1846 - ‘the abiding place of poets’
In his guide Charles Mackay proclaimed: ‘The Lake District! the very name is suggestive of poetry and romance’.
However, remembering his visit to Furness Abbey, Charles Mackay is struck less by his actual experience of that ‘most interesting spot’ than by the one he missed.

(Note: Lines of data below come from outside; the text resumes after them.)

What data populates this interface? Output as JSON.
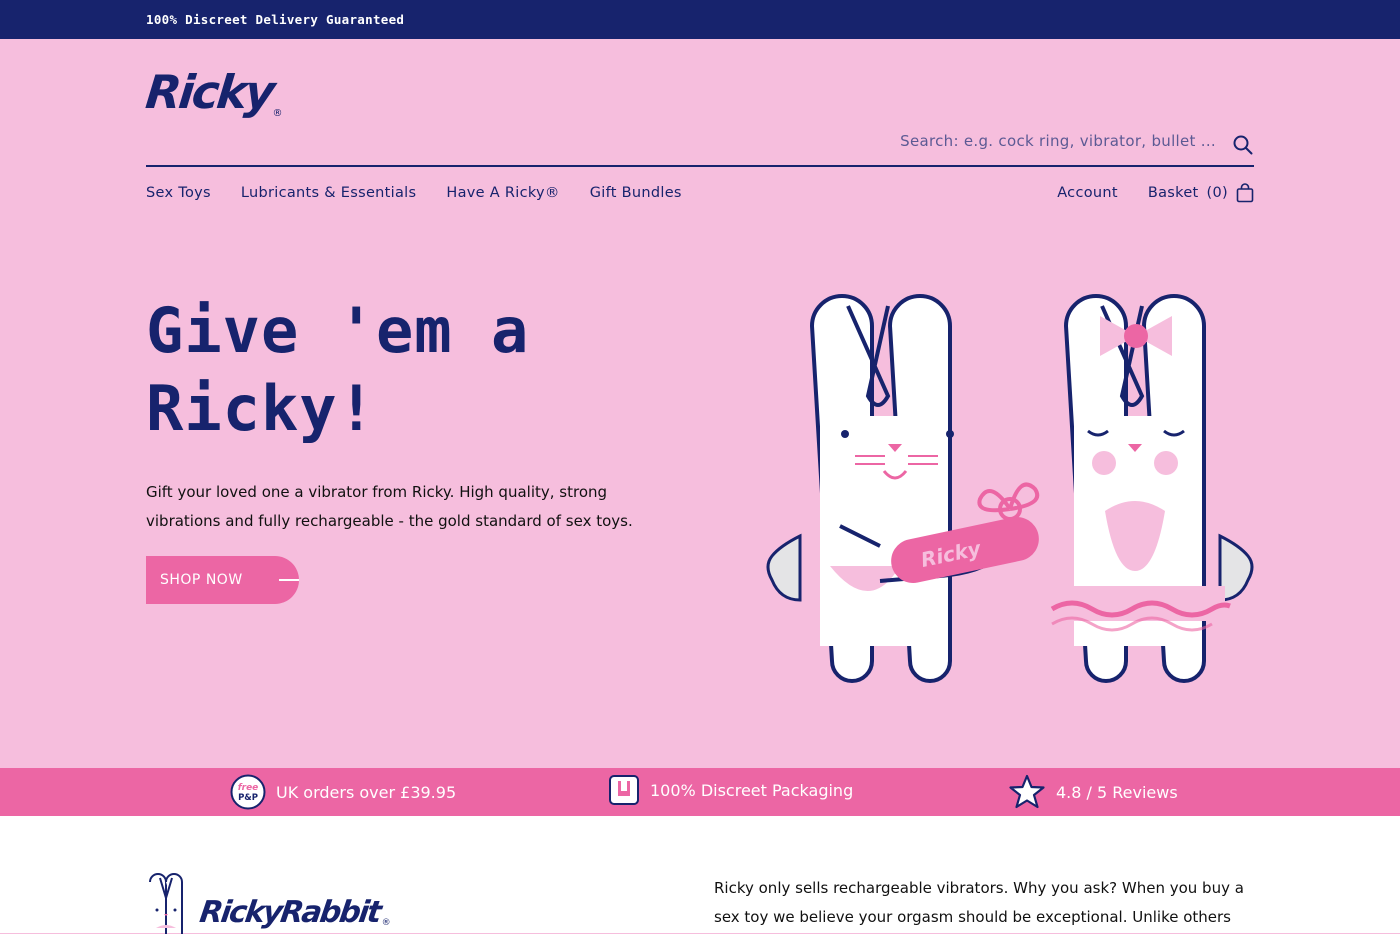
{
  "announcement": {
    "text": "100% Discreet Delivery Guaranteed"
  },
  "header": {
    "logo_text": "Ricky",
    "logo_mark": "®",
    "search_placeholder": "Search: e.g. cock ring, vibrator, bullet ...",
    "nav": [
      "Sex Toys",
      "Lubricants & Essentials",
      "Have A Ricky®",
      "Gift Bundles"
    ],
    "account_label": "Account",
    "basket_label": "Basket",
    "basket_count": "(0)"
  },
  "hero": {
    "title_line1": "Give 'em a",
    "title_line2": "Ricky!",
    "subtitle": "Gift your loved one a vibrator from Ricky. High quality, strong vibrations and fully rechargeable - the gold standard of sex toys.",
    "cta": "SHOP NOW",
    "gift_label": "Ricky"
  },
  "usp": [
    {
      "icon": "free-pp-icon",
      "badge_top": "free",
      "badge_bottom": "P&P",
      "text": "UK orders over £39.95"
    },
    {
      "icon": "package-icon",
      "text": "100% Discreet Packaging"
    },
    {
      "icon": "star-icon",
      "text": "4.8 / 5 Reviews"
    }
  ],
  "bottom": {
    "brand": "RickyRabbit",
    "brand_mark": "®",
    "intro": "Ricky only sells rechargeable vibrators. Why you ask? When you buy a sex toy we believe your orgasm should be exceptional. Unlike others"
  },
  "colors": {
    "navy": "#17236d",
    "pink_bg": "#f6bedd",
    "hot_pink": "#ec66a4"
  }
}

Only after his tour did he learn that the ‘presiding spirit’ of the region, Wordsworth, had also visited the same tourist attraction a few weeks before and had recorded his impressions in a sonnet.
If Charles Mackay had visited later, when ‘Wordsworth Country’ had become a recognised destination, he would have known of Wordsworth’s association with Furness Abbey.
Charles Mackay, The Scenery and Poetry of the English Lakes, 1846.